AG: In Afghanistan, the key problem is still the security problem. We have control over only half the territory of the country. The number of returns to Afghanistan has dramatically decreased because obviously the conditions are not met for the easy reintegration of people. There's been some new displacement because of military operations taking place. [Because of the security situation,] we have reduced the footprint of the international presence by 30 to 40 percent both in Pakistan and Afghanistan. We had three staff members killed in Pakistan last year, so that's been a major concern for us. But we have to go on.

If you look at the questions you've asked, they identify what we could call an "arc of crisis" from South Asia -- Afghanistan, Pakistan -- going into Iraq, the Middle East -- and then back to Sudan and Chad. We could also easily mention the Horn of Africa: Somalia, Yemen. This is an "arc of crises" from which two-thirds of the world's refugees originate.
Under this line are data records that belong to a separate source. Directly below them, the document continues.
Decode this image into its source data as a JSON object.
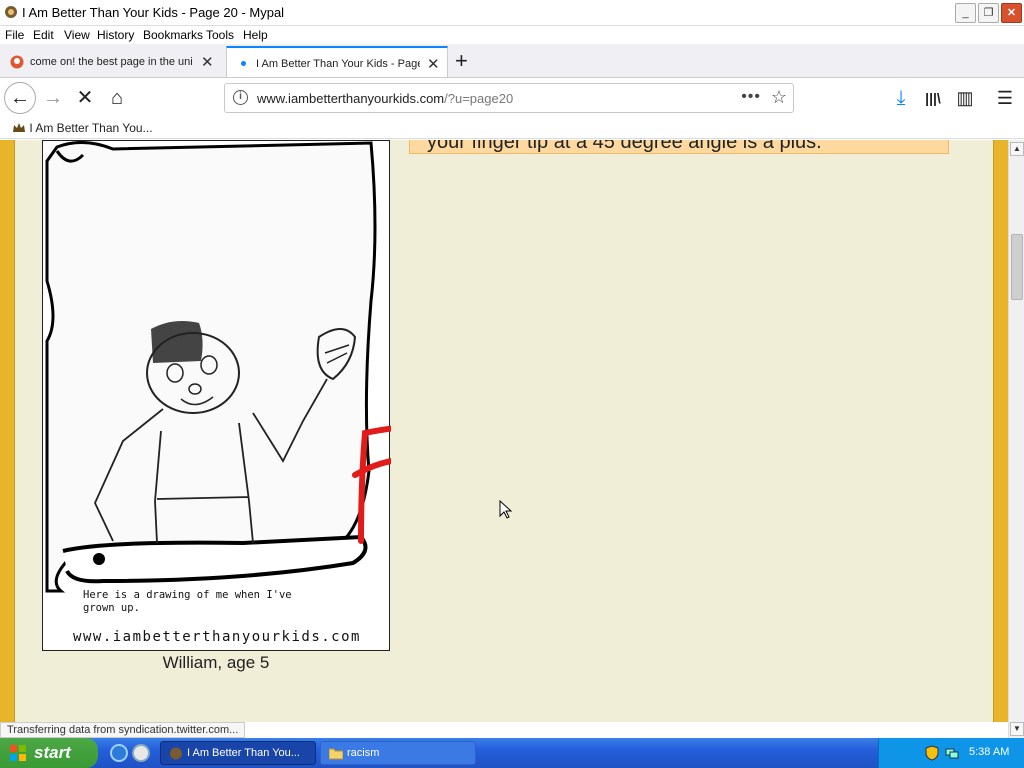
{
  "window": {
    "title": "I Am Better Than Your Kids - Page 20 - Mypal",
    "minimize": "_",
    "restore": "❐",
    "close": "✕"
  },
  "menu": [
    "File",
    "Edit",
    "View",
    "History",
    "Bookmarks",
    "Tools",
    "Help"
  ],
  "tabs": [
    {
      "label": "come on! the best page in the uni",
      "close": "✕"
    },
    {
      "label": "I Am Better Than Your Kids - Page",
      "close": "✕"
    }
  ],
  "new_tab": "+",
  "nav": {
    "back": "←",
    "forward": "→",
    "stop": "✕",
    "home": "⌂",
    "url_host": "www.iambetterthanyourkids.com",
    "url_path": "/?u=page20",
    "page_actions": "•••",
    "bookmark_star": "☆",
    "downloads": "⤓",
    "library": "|||\\",
    "sidebar": "▥",
    "menu": "☰"
  },
  "bookmarks": [
    {
      "label": "I Am Better Than You..."
    }
  ],
  "page": {
    "tip_text": "your finger tip at a 45 degree angle is a plus.",
    "comic_caption_line1": "Here is a drawing of me when I've",
    "comic_caption_line2": "grown up.",
    "comic_url": "www.iambetterthanyourkids.com",
    "artist": "William, age 5",
    "grade": "F"
  },
  "status_text": "Transferring data from syndication.twitter.com...",
  "taskbar": {
    "start_label": "start",
    "tasks": [
      {
        "label": "I Am Better Than You..."
      },
      {
        "label": "racism"
      }
    ],
    "clock": "5:38 AM"
  }
}
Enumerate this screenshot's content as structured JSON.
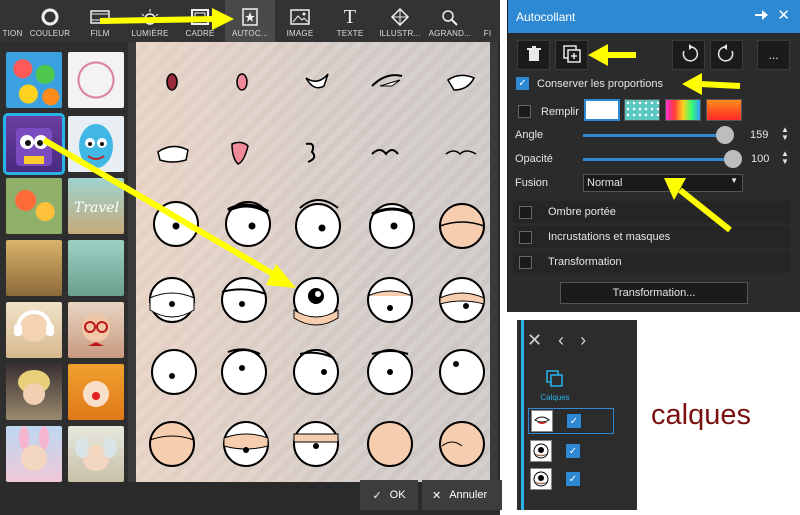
{
  "toolbar": {
    "items": [
      {
        "label": "TION",
        "icon": "partial-icon"
      },
      {
        "label": "COULEUR",
        "icon": "circle-icon"
      },
      {
        "label": "FILM",
        "icon": "film-icon"
      },
      {
        "label": "LUMIÈRE",
        "icon": "sun-icon"
      },
      {
        "label": "CADRE",
        "icon": "frame-icon"
      },
      {
        "label": "AUTOC...",
        "icon": "sticker-icon"
      },
      {
        "label": "IMAGE",
        "icon": "image-icon"
      },
      {
        "label": "TEXTE",
        "icon": "text-icon"
      },
      {
        "label": "ILLUSTR...",
        "icon": "shapes-icon"
      },
      {
        "label": "AGRAND...",
        "icon": "zoom-icon"
      },
      {
        "label": "FI",
        "icon": "partial-icon"
      }
    ]
  },
  "footer": {
    "ok_label": "OK",
    "cancel_label": "Annuler"
  },
  "panel": {
    "title": "Autocollant",
    "tools": [
      "trash-icon",
      "add-layer-icon",
      "rotate-left-icon",
      "rotate-right-icon",
      "more-icon"
    ],
    "more_label": "...",
    "keep_proportions": "Conserver les proportions",
    "fill_label": "Remplir",
    "angle_label": "Angle",
    "angle_value": "159",
    "opacity_label": "Opacité",
    "opacity_value": "100",
    "blend_label": "Fusion",
    "blend_value": "Normal",
    "sections": [
      "Ombre portée",
      "Incrustations et masques",
      "Transformation"
    ],
    "transform_button": "Transformation..."
  },
  "layers": {
    "tab_label": "Calques"
  },
  "annotation": {
    "text": "calques"
  },
  "colors": {
    "accent": "#2d89d3",
    "selection": "#27b3e8",
    "arrow": "#ffff00",
    "annotation": "#7a1010"
  }
}
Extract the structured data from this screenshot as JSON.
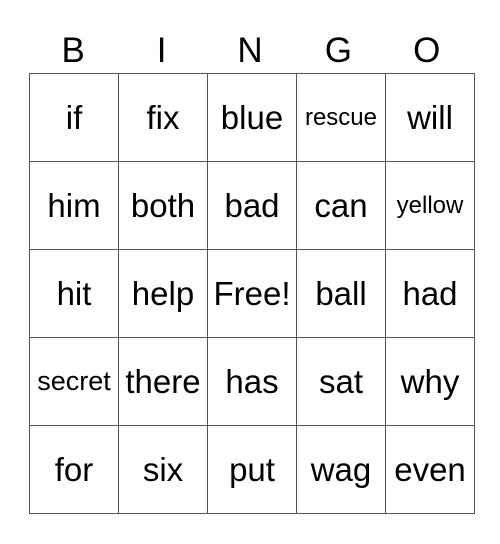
{
  "header": [
    "B",
    "I",
    "N",
    "G",
    "O"
  ],
  "rows": [
    [
      "if",
      "fix",
      "blue",
      "rescue",
      "will"
    ],
    [
      "him",
      "both",
      "bad",
      "can",
      "yellow"
    ],
    [
      "hit",
      "help",
      "Free!",
      "ball",
      "had"
    ],
    [
      "secret",
      "there",
      "has",
      "sat",
      "why"
    ],
    [
      "for",
      "six",
      "put",
      "wag",
      "even"
    ]
  ],
  "colors": {
    "grid_border": "#555555",
    "text": "#000000",
    "background": "#ffffff"
  }
}
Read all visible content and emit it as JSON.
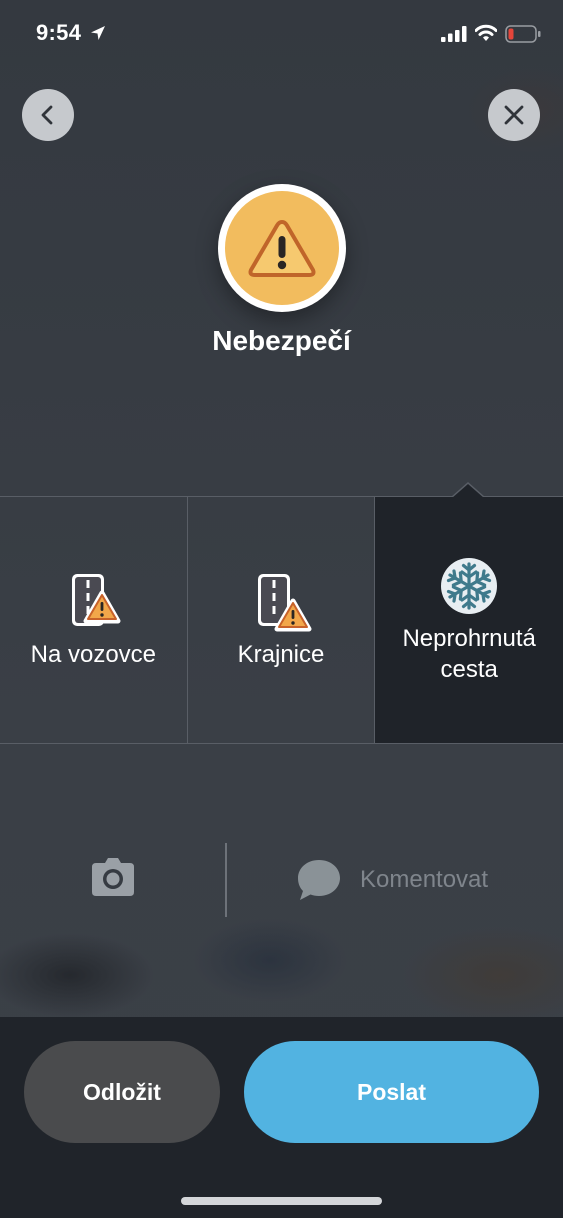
{
  "status_bar": {
    "time": "9:54",
    "icons": [
      "location-arrow-icon",
      "cellular-signal-icon",
      "wifi-icon",
      "battery-low-icon"
    ],
    "battery_color": "#e5453a"
  },
  "header": {
    "back_icon": "chevron-left-icon",
    "close_icon": "close-icon"
  },
  "category": {
    "icon": "warning-triangle-icon",
    "title": "Nebezpečí",
    "accent": "#f2bc5e"
  },
  "options": [
    {
      "label": "Na vozovce",
      "icon": "road-hazard-icon",
      "selected": false
    },
    {
      "label": "Krajnice",
      "icon": "shoulder-hazard-icon",
      "selected": false
    },
    {
      "label_line1": "Neprohrnutá",
      "label_line2": "cesta",
      "icon": "snowflake-icon",
      "selected": true
    }
  ],
  "attachments": {
    "camera_icon": "camera-icon",
    "comment_icon": "speech-bubble-icon",
    "comment_placeholder": "Komentovat"
  },
  "actions": {
    "later_label": "Odložit",
    "send_label": "Poslat",
    "send_color": "#52b3e1"
  }
}
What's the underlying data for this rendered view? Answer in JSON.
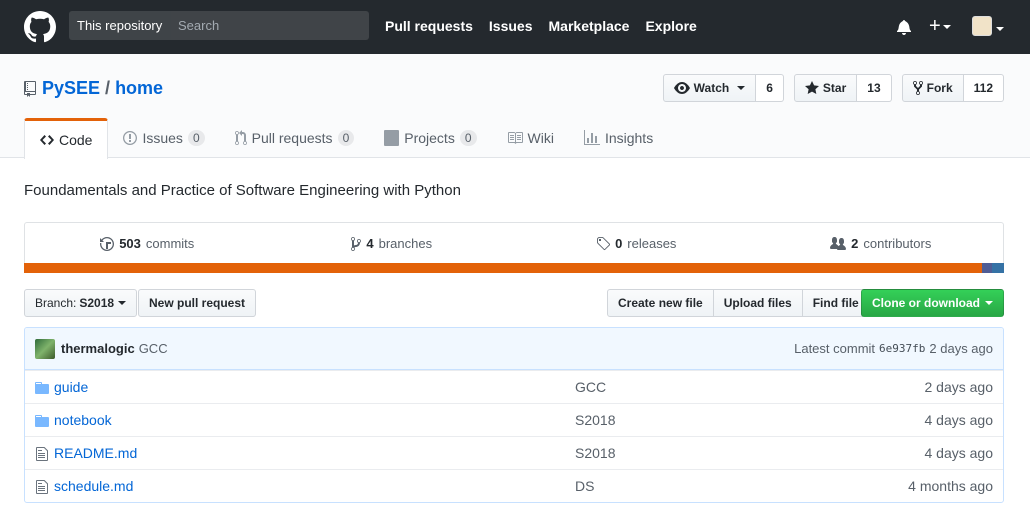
{
  "header": {
    "search_scope": "This repository",
    "search_placeholder": "Search",
    "nav": [
      "Pull requests",
      "Issues",
      "Marketplace",
      "Explore"
    ]
  },
  "repo": {
    "owner": "PySEE",
    "separator": "/",
    "name": "home",
    "actions": {
      "watch_label": "Watch",
      "watch_count": "6",
      "star_label": "Star",
      "star_count": "13",
      "fork_label": "Fork",
      "fork_count": "112"
    },
    "tabs": [
      {
        "label": "Code",
        "counter": null
      },
      {
        "label": "Issues",
        "counter": "0"
      },
      {
        "label": "Pull requests",
        "counter": "0"
      },
      {
        "label": "Projects",
        "counter": "0"
      },
      {
        "label": "Wiki",
        "counter": null
      },
      {
        "label": "Insights",
        "counter": null
      }
    ],
    "description": "Foundamentals and Practice of Software Engineering with Python"
  },
  "summary": {
    "commits_num": "503",
    "commits_label": "commits",
    "branches_num": "4",
    "branches_label": "branches",
    "releases_num": "0",
    "releases_label": "releases",
    "contributors_num": "2",
    "contributors_label": "contributors",
    "language_colors": [
      "#e36209",
      "#4f5d95",
      "#3572a5"
    ]
  },
  "file_nav": {
    "branch_label": "Branch:",
    "branch_value": "S2018",
    "new_pr": "New pull request",
    "create_file": "Create new file",
    "upload_files": "Upload files",
    "find_file": "Find file",
    "clone": "Clone or download"
  },
  "commit": {
    "author": "thermalogic",
    "message": "GCC",
    "latest_label": "Latest commit",
    "sha": "6e937fb",
    "age": "2 days ago"
  },
  "files": [
    {
      "type": "dir",
      "name": "guide",
      "message": "GCC",
      "age": "2 days ago"
    },
    {
      "type": "dir",
      "name": "notebook",
      "message": "S2018",
      "age": "4 days ago"
    },
    {
      "type": "file",
      "name": "README.md",
      "message": "S2018",
      "age": "4 days ago"
    },
    {
      "type": "file",
      "name": "schedule.md",
      "message": "DS",
      "age": "4 months ago"
    }
  ],
  "colors": {
    "header_bg": "#24292e",
    "link": "#0366d6",
    "selected_tab_accent": "#e36209",
    "primary_button": "#28a745"
  }
}
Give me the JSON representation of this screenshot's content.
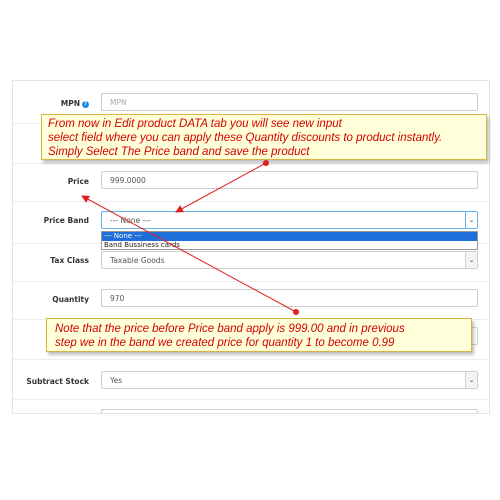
{
  "form": {
    "mpn": {
      "label": "MPN",
      "placeholder": "MPN"
    },
    "price": {
      "label": "Price",
      "value": "999.0000"
    },
    "price_band": {
      "label": "Price Band",
      "selected": "--- None ---",
      "options": [
        "--- None ---",
        "Band Bussiness cards"
      ]
    },
    "tax_class": {
      "label": "Tax Class",
      "selected": "Taxable Goods"
    },
    "quantity": {
      "label": "Quantity",
      "value": "970"
    },
    "subtract_stock": {
      "label": "Subtract Stock",
      "selected": "Yes"
    }
  },
  "notes": {
    "top": [
      "From now in Edit product DATA tab you will see new input",
      "select field where you can apply these Quantity discounts to product instantly.",
      "Simply Select The Price band and save the product"
    ],
    "bottom": [
      "Note that the price before Price band apply is 999.00 and in previous",
      "step we in the band we created price for quantity 1 to become 0.99"
    ]
  },
  "colors": {
    "note_text": "#d40000",
    "note_bg": "#ffffd9",
    "arrow": "#e02020",
    "selected_option": "#1e6fd9"
  }
}
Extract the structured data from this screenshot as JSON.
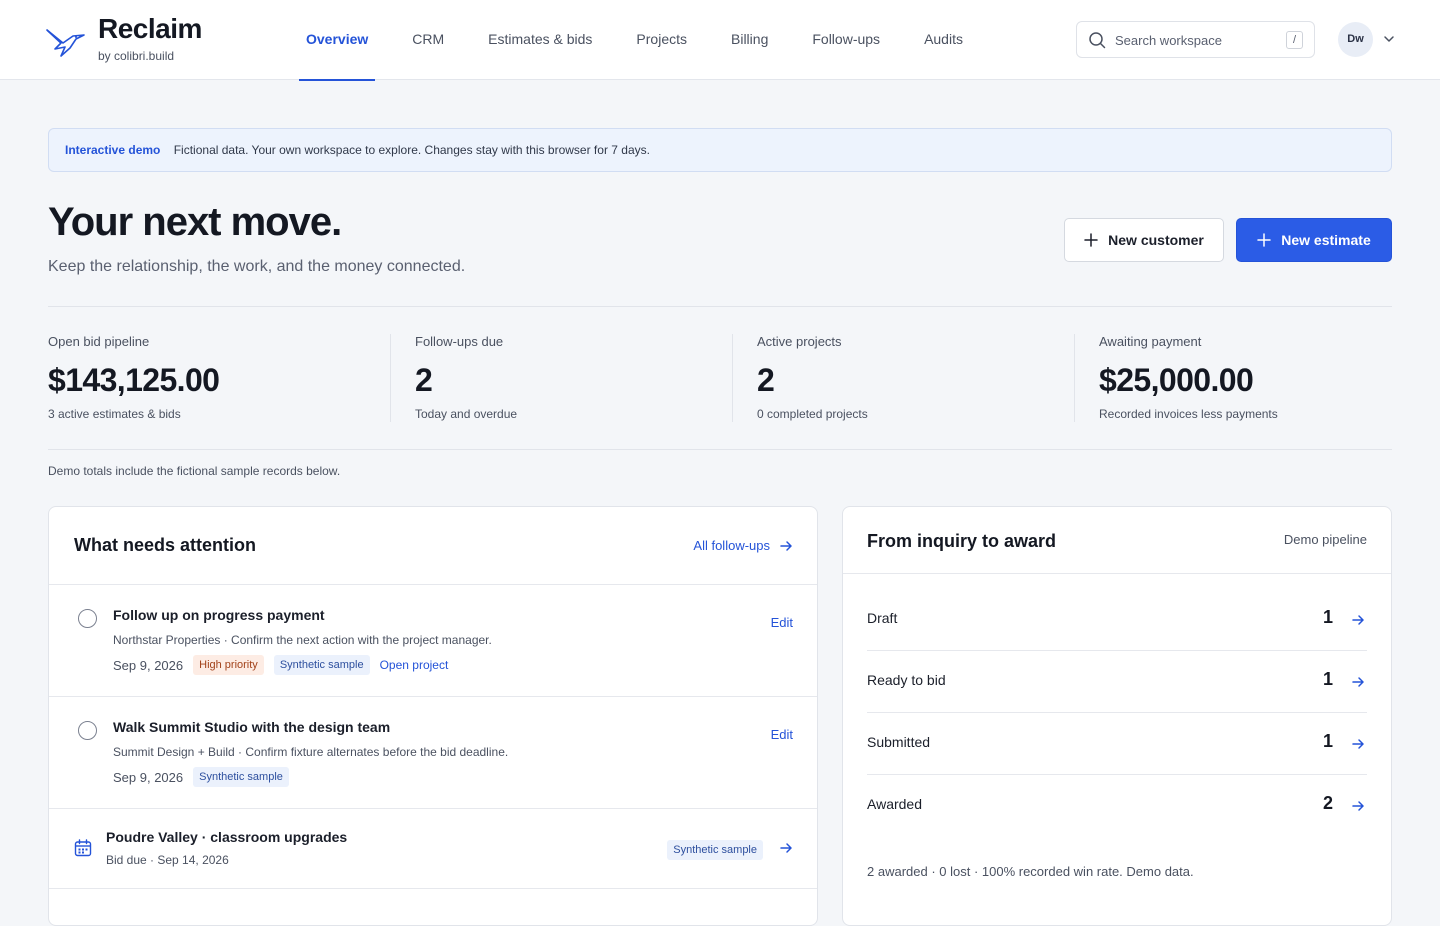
{
  "brand": {
    "name": "Reclaim",
    "sub": "by colibri.build",
    "accent": "#2453d8"
  },
  "nav": {
    "items": [
      "Overview",
      "CRM",
      "Estimates & bids",
      "Projects",
      "Billing",
      "Follow-ups",
      "Audits"
    ],
    "active": "Overview"
  },
  "search": {
    "placeholder": "Search workspace",
    "shortcut": "/"
  },
  "user": {
    "initials": "Dw"
  },
  "banner": {
    "tag": "Interactive demo",
    "text": "Fictional data. Your own workspace to explore. Changes stay with this browser for 7 days."
  },
  "hero": {
    "title": "Your next move.",
    "subtitle": "Keep the relationship, the work, and the money connected.",
    "new_customer_label": "New customer",
    "new_estimate_label": "New estimate"
  },
  "stats": [
    {
      "label": "Open bid pipeline",
      "value": "$143,125.00",
      "note": "3 active estimates & bids"
    },
    {
      "label": "Follow-ups due",
      "value": "2",
      "note": "Today and overdue"
    },
    {
      "label": "Active projects",
      "value": "2",
      "note": "0 completed projects"
    },
    {
      "label": "Awaiting payment",
      "value": "$25,000.00",
      "note": "Recorded invoices less payments"
    }
  ],
  "totals_note": "Demo totals include the fictional sample records below.",
  "attention": {
    "title": "What needs attention",
    "all_link": "All follow-ups",
    "tasks": [
      {
        "title": "Follow up on progress payment",
        "desc": "Northstar Properties · Confirm the next action with the project manager.",
        "date": "Sep 9, 2026",
        "priority": "High priority",
        "sample": "Synthetic sample",
        "link": "Open project",
        "edit": "Edit"
      },
      {
        "title": "Walk Summit Studio with the design team",
        "desc": "Summit Design + Build · Confirm fixture alternates before the bid deadline.",
        "date": "Sep 9, 2026",
        "sample": "Synthetic sample",
        "edit": "Edit"
      }
    ],
    "bid": {
      "title": "Poudre Valley · classroom upgrades",
      "sub": "Bid due · Sep 14, 2026",
      "sample": "Synthetic sample"
    }
  },
  "pipeline": {
    "title": "From inquiry to award",
    "tag": "Demo pipeline",
    "stages": [
      {
        "name": "Draft",
        "count": "1"
      },
      {
        "name": "Ready to bid",
        "count": "1"
      },
      {
        "name": "Submitted",
        "count": "1"
      },
      {
        "name": "Awarded",
        "count": "2"
      }
    ],
    "summary": "2 awarded · 0 lost · 100% recorded win rate. Demo data."
  }
}
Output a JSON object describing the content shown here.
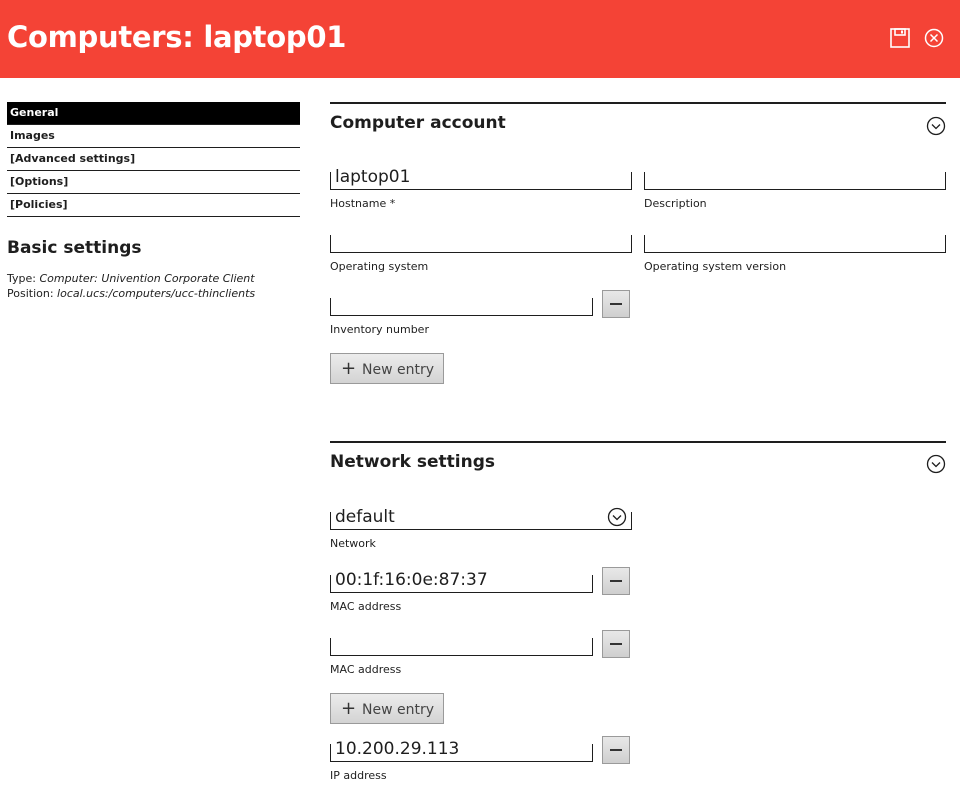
{
  "header": {
    "title": "Computers: laptop01",
    "save_icon": "save-icon",
    "close_icon": "close-icon",
    "background": "#f44336"
  },
  "nav": {
    "items": [
      {
        "label": "General",
        "active": true
      },
      {
        "label": "Images",
        "active": false
      },
      {
        "label": "[Advanced settings]",
        "active": false
      },
      {
        "label": "[Options]",
        "active": false
      },
      {
        "label": "[Policies]",
        "active": false
      }
    ]
  },
  "basic": {
    "title": "Basic settings",
    "type_label": "Type: ",
    "type_value": "Computer: Univention Corporate Client",
    "position_label": "Position: ",
    "position_value": "local.ucs:/computers/ucc-thinclients"
  },
  "computer_account": {
    "title": "Computer account",
    "hostname_value": "laptop01",
    "hostname_label": "Hostname *",
    "description_value": "",
    "description_label": "Description",
    "os_value": "",
    "os_label": "Operating system",
    "os_version_value": "",
    "os_version_label": "Operating system version",
    "inventory_value": "",
    "inventory_label": "Inventory number",
    "new_entry": "New entry"
  },
  "network": {
    "title": "Network settings",
    "network_value": "default",
    "network_label": "Network",
    "mac1_value": "00:1f:16:0e:87:37",
    "mac1_label": "MAC address",
    "mac2_value": "",
    "mac2_label": "MAC address",
    "new_entry": "New entry",
    "ip_value": "10.200.29.113",
    "ip_label": "IP address"
  }
}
All these crises are becoming more and more interrelated. You see the links between Somalia and Yemen. If you look at Iraq, there's a clear connection between Iraq and what's happening the Middle East. The Palestinian question is invoked by many in the whole region.

FP: If you compare today's situation to that of 2005, when you became high commissioner, what's the biggest difference?

AG: Conflicts are not getting better. Conflicts are getting more worrisome and more difficult to solve. For example, the number of people we helped to return last year decreased dramatically. The three biggest countries where return operations are taking place face complex security challenges: Afghanistan, Southern Sudan, and DRC. Conflicts aren't getting better, the number of refugees and internally displaced people aren't decreasing. That's one point.

The second point is that in general the human rights agendas are losing ground to the national sovereignty agendas. That has many important implications.

The third -- and I don't want to look too pessimistic -- is that we're witnessing new trends of forced displacement. A refugee in the traditional vision is someone who flees from country to another because of persecution or conflict. But what we're witnessing now more and more is a certain number of mega-trends interacting with one another: population growth, urbanization, food insecurity, water scarcity, climate change, and conflict. More and more people are on the move for reasons that are sometimes difficult to differentiate. If a Somali crosses the Gulf of Aden, is it because of the conflict or because [there are no] jobs? Probably both. Climate change [also] enhances conflict. If resources become scarce, people tend to fight for them. This is increasing the number of people on the move and the number of people forced to move. They're not refugees, according to the legal definition, but they represent a major humanitarian and human rights challenge, as well as a major challenge for world politics.